Camille Miceli touched down in Capri this week with her launch collection for Emilio Pucci, making a splash in the still not-so-warm, late-April waters with an intense “experience” enjoyed by 160 guests flown in from Paris, Milan, and London. The US contingent was represented by the rapper Gunna, whose performance capped off three Pucci-fied days of activations and sweet life—decadent dinners and hours-long lunches at Bagni di Tiberio; morning yoga classes for stylish Pucci yoginis; and “how-to-style-a-scarf” lessons in the label’s store on Via Camerelle, the island’s mini via Montenapoleone.

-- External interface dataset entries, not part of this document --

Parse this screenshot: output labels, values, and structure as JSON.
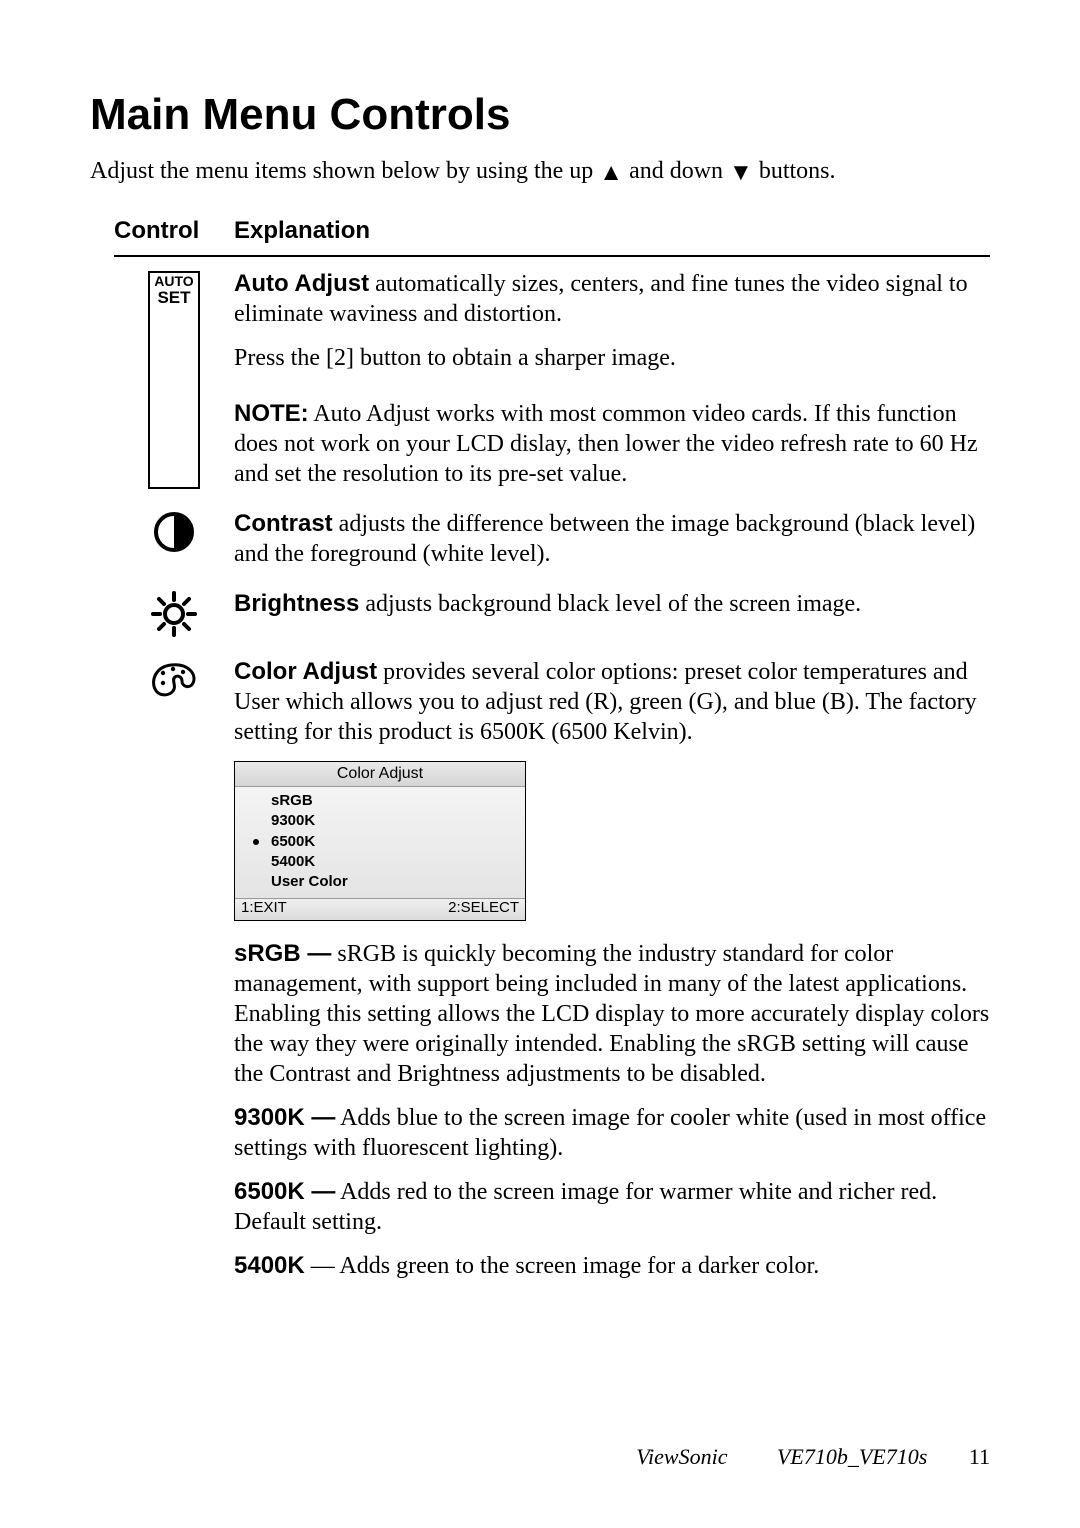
{
  "title": "Main Menu Controls",
  "intro_pre": "Adjust the menu items shown below by using the up ",
  "intro_mid": " and down ",
  "intro_post": " buttons.",
  "headers": {
    "control": "Control",
    "explanation": "Explanation"
  },
  "autoset": {
    "l1": "AUTO",
    "l2": "SET"
  },
  "auto_adjust": {
    "label": "Auto  Adjust",
    "p1_rest": " automatically sizes, centers, and fine tunes the video signal to eliminate waviness and distortion.",
    "p2": "Press the [2] button to obtain a sharper image.",
    "note_label": "NOTE:",
    "note_text": " Auto Adjust works with most common video cards. If this function does not work on your LCD dislay, then lower the video refresh rate to 60 Hz and set the resolution to its pre-set value."
  },
  "contrast": {
    "label": "Contrast",
    "text": " adjusts the difference between the image background (black level) and the foreground (white level)."
  },
  "brightness": {
    "label": "Brightness",
    "text": " adjusts background black level of the screen image."
  },
  "color_adjust": {
    "label": "Color Adjust",
    "text": " provides several color options: preset color temperatures and User which allows you to adjust red (R), green (G), and blue (B). The factory setting for this product is 6500K (6500 Kelvin)."
  },
  "osd": {
    "title": "Color Adjust",
    "items": [
      "sRGB",
      "9300K",
      "6500K",
      "5400K",
      "User Color"
    ],
    "selected_index": 2,
    "exit": "1:EXIT",
    "select": "2:SELECT"
  },
  "srgb": {
    "label": "sRGB —",
    "text": " sRGB is quickly becoming the industry standard for color management, with support being included in many of the latest applications. Enabling this setting allows the LCD display to more accurately display colors the way they were originally intended. Enabling the sRGB setting will cause the Contrast and Brightness adjustments to be disabled."
  },
  "k9300": {
    "label": "9300K —",
    "text": " Adds blue to the screen image for cooler white (used in most office settings with fluorescent lighting)."
  },
  "k6500": {
    "label": "6500K —",
    "text": " Adds red to the screen image for warmer white and richer red. Default setting."
  },
  "k5400": {
    "label": "5400K",
    "dash": " — ",
    "text": "Adds green to the screen image for a darker color."
  },
  "footer": {
    "brand": "ViewSonic",
    "model": "VE710b_VE710s",
    "page": "11"
  },
  "chart_data": {
    "type": "table",
    "title": "Main Menu Controls",
    "columns": [
      "Control",
      "Explanation"
    ],
    "rows": [
      [
        "AUTO SET",
        "Auto Adjust automatically sizes, centers, and fine tunes the video signal to eliminate waviness and distortion. Press the [2] button to obtain a sharper image. NOTE: Auto Adjust works with most common video cards. If this function does not work on your LCD dislay, then lower the video refresh rate to 60 Hz and set the resolution to its pre-set value."
      ],
      [
        "Contrast",
        "Contrast adjusts the difference between the image background (black level) and the foreground (white level)."
      ],
      [
        "Brightness",
        "Brightness adjusts background black level of the screen image."
      ],
      [
        "Color Adjust",
        "Color Adjust provides several color options: preset color temperatures and User which allows you to adjust red (R), green (G), and blue (B). The factory setting for this product is 6500K (6500 Kelvin). Options: sRGB, 9300K, 6500K (selected), 5400K, User Color. sRGB — sRGB is quickly becoming the industry standard for color management, with support being included in many of the latest applications. Enabling this setting allows the LCD display to more accurately display colors the way they were originally intended. Enabling the sRGB setting will cause the Contrast and Brightness adjustments to be disabled. 9300K — Adds blue to the screen image for cooler white (used in most office settings with fluorescent lighting). 6500K — Adds red to the screen image for warmer white and richer red. Default setting. 5400K — Adds green to the screen image for a darker color."
      ]
    ]
  }
}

The see-now, buy-now collection—called La Grotta Azzurra and released in three drops, the first of which launches exclusively on Mytheresa.com today—was presented live in various tableaux vivants throughout the island, with Pucci-clad models looking very much to comfortable in the surroundings. Nor surprisingly so, as Capri was Marchese Emilio Pucci’s beloved holiday destination, where his high society friends-turned-clients used to spend long barefoot summers.

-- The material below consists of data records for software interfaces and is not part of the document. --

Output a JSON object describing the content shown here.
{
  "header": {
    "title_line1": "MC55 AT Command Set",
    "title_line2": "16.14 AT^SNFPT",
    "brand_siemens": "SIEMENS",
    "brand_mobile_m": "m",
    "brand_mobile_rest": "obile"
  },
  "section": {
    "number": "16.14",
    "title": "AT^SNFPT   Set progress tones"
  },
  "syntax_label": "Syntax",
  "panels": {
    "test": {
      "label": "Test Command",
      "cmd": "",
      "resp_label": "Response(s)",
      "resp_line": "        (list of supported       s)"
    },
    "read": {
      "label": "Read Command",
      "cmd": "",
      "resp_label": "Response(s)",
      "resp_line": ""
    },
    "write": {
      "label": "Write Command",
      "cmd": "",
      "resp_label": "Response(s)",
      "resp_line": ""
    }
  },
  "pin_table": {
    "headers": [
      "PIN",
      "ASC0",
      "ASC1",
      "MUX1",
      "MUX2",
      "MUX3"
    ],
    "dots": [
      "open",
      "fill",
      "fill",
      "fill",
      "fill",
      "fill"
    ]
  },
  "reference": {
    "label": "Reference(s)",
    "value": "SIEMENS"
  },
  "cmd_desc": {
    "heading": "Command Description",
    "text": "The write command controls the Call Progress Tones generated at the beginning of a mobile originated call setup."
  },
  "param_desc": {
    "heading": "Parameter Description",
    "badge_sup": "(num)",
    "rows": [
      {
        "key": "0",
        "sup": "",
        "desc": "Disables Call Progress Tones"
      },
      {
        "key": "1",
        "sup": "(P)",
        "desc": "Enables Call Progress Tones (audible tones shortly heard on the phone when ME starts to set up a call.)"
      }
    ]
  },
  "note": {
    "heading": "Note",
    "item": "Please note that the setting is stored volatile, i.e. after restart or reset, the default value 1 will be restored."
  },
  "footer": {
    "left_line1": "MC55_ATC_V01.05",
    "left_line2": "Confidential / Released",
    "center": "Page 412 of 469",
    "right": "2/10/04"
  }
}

After various incarnations, Pucci has been entrusted to the experienced hands of the ebullient and cool Miceli, whose approach to the label’s reboot seems to be straightforward and layered in equal measure. “Pucci isn’t a conceptual brand, it’s a lifestyle brand, so its message has to be direct,” she said. That doesn’t mean having to simplify it to the point of reducing its impact. Quite the contrary. For Miceli it means energizing it further, amping up the joy of living factor already embedded in its codes. Energy is an attractive trans-generational attitude, and permeating the label with a positive, slightly trippy vibe will help engage for a wider, younger audience.

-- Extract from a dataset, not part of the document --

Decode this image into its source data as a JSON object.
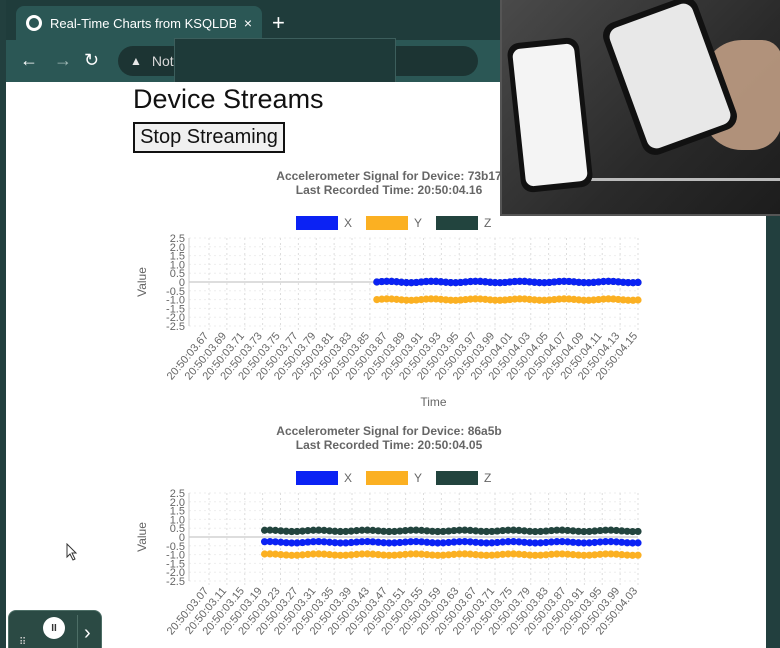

Miceli also highlighted what she called Pucci’s “humanity and peculiar sensibility,” which she enhanced, for example, by creating hand-drawn iterations of the famous prints. “I think that digitized patterns strip Pucci’s motifs of the imperfections that are part of their unique charm,” she explained. In the new collection, which is full of coverable, cool separates, the patterns’ pyrotechnics are offset by the use of few solid colors. Often the prints were just used as contrasting details—a colorful padded trim on a black or beige cotton cropped jacket; a printed scarf criss-cross closing a short black sleeveless shift dress; a flower-flame motif blooming at the front of a pair of bell-bottom capri pants in white cotton.